■ Task details
Each entry below should be retyped exactly, with nothing omitted.

(Items listed in a dataset)
=== Begin Enclosure ===

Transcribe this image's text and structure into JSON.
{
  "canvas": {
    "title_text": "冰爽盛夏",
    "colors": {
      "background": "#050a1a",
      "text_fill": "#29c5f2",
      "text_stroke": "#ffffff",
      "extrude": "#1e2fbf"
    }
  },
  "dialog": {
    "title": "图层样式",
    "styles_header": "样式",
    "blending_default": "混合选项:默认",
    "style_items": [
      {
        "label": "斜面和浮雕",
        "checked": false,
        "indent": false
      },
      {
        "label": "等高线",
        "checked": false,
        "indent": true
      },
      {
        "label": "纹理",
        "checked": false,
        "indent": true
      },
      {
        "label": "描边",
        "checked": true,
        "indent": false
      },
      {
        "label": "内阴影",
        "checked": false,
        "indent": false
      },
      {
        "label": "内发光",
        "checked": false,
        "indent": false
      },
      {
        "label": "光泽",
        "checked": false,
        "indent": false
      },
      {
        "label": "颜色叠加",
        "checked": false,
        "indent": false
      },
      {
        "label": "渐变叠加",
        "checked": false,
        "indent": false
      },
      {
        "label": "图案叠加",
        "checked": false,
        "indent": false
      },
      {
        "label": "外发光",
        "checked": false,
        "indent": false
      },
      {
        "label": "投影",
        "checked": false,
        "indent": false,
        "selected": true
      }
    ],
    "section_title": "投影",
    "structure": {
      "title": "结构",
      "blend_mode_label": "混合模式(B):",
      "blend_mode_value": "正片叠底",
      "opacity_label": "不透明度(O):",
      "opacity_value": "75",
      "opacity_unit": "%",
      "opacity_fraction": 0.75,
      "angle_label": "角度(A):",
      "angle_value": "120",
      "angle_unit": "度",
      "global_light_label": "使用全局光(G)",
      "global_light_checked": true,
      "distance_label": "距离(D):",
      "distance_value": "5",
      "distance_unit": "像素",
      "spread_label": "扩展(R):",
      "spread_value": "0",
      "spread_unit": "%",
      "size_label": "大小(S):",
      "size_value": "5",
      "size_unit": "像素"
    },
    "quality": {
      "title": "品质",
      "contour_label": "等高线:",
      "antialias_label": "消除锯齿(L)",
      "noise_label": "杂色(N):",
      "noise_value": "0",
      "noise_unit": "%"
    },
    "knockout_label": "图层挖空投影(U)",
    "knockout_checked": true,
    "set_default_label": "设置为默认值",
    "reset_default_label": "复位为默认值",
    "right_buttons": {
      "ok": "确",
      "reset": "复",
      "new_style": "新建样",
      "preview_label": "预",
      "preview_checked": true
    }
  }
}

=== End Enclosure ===

■ Solved problem
Transcribe this image's text and structure into JSON.
{
  "canvas": {
    "title_text": "冰爽盛夏",
    "colors": {
      "background": "#050a1a",
      "text_fill": "#29c5f2",
      "text_stroke": "#ffffff",
      "extrude": "#1e2fbf"
    }
  },
  "dialog": {
    "title": "图层样式",
    "styles_header": "样式",
    "blending_default": "混合选项:默认",
    "style_items": [
      {
        "label": "斜面和浮雕",
        "checked": false,
        "indent": false
      },
      {
        "label": "等高线",
        "checked": false,
        "indent": true
      },
      {
        "label": "纹理",
        "checked": false,
        "indent": true
      },
      {
        "label": "描边",
        "checked": true,
        "indent": false
      },
      {
        "label": "内阴影",
        "checked": false,
        "indent": false
      },
      {
        "label": "内发光",
        "checked": false,
        "indent": false
      },
      {
        "label": "光泽",
        "checked": false,
        "indent": false
      },
      {
        "label": "颜色叠加",
        "checked": false,
        "indent": false
      },
      {
        "label": "渐变叠加",
        "checked": false,
        "indent": false
      },
      {
        "label": "图案叠加",
        "checked": false,
        "indent": false
      },
      {
        "label": "外发光",
        "checked": false,
        "indent": false
      },
      {
        "label": "投影",
        "checked": false,
        "indent": false,
        "selected": true
      }
    ],
    "section_title": "投影",
    "structure": {
      "title": "结构",
      "blend_mode_label": "混合模式(B):",
      "blend_mode_value": "正片叠底",
      "opacity_label": "不透明度(O):",
      "opacity_value": "75",
      "opacity_unit": "%",
      "opacity_fraction": 0.75,
      "angle_label": "角度(A):",
      "angle_value": "120",
      "angle_unit": "度",
      "global_light_label": "使用全局光(G)",
      "global_light_checked": true,
      "distance_label": "距离(D):",
      "distance_value": "5",
      "distance_unit": "像素",
      "spread_label": "扩展(R):",
      "spread_value": "0",
      "spread_unit": "%",
      "size_label": "大小(S):",
      "size_value": "5",
      "size_unit": "像素"
    },
    "quality": {
      "title": "品质",
      "contour_label": "等高线:",
      "antialias_label": "消除锯齿(L)",
      "noise_label": "杂色(N):",
      "noise_value": "0",
      "noise_unit": "%"
    },
    "knockout_label": "图层挖空投影(U)",
    "knockout_checked": true,
    "set_default_label": "设置为默认值",
    "reset_default_label": "复位为默认值",
    "right_buttons": {
      "ok": "确",
      "reset": "复",
      "new_style": "新建样",
      "preview_label": "预",
      "preview_checked": true
    }
  }
}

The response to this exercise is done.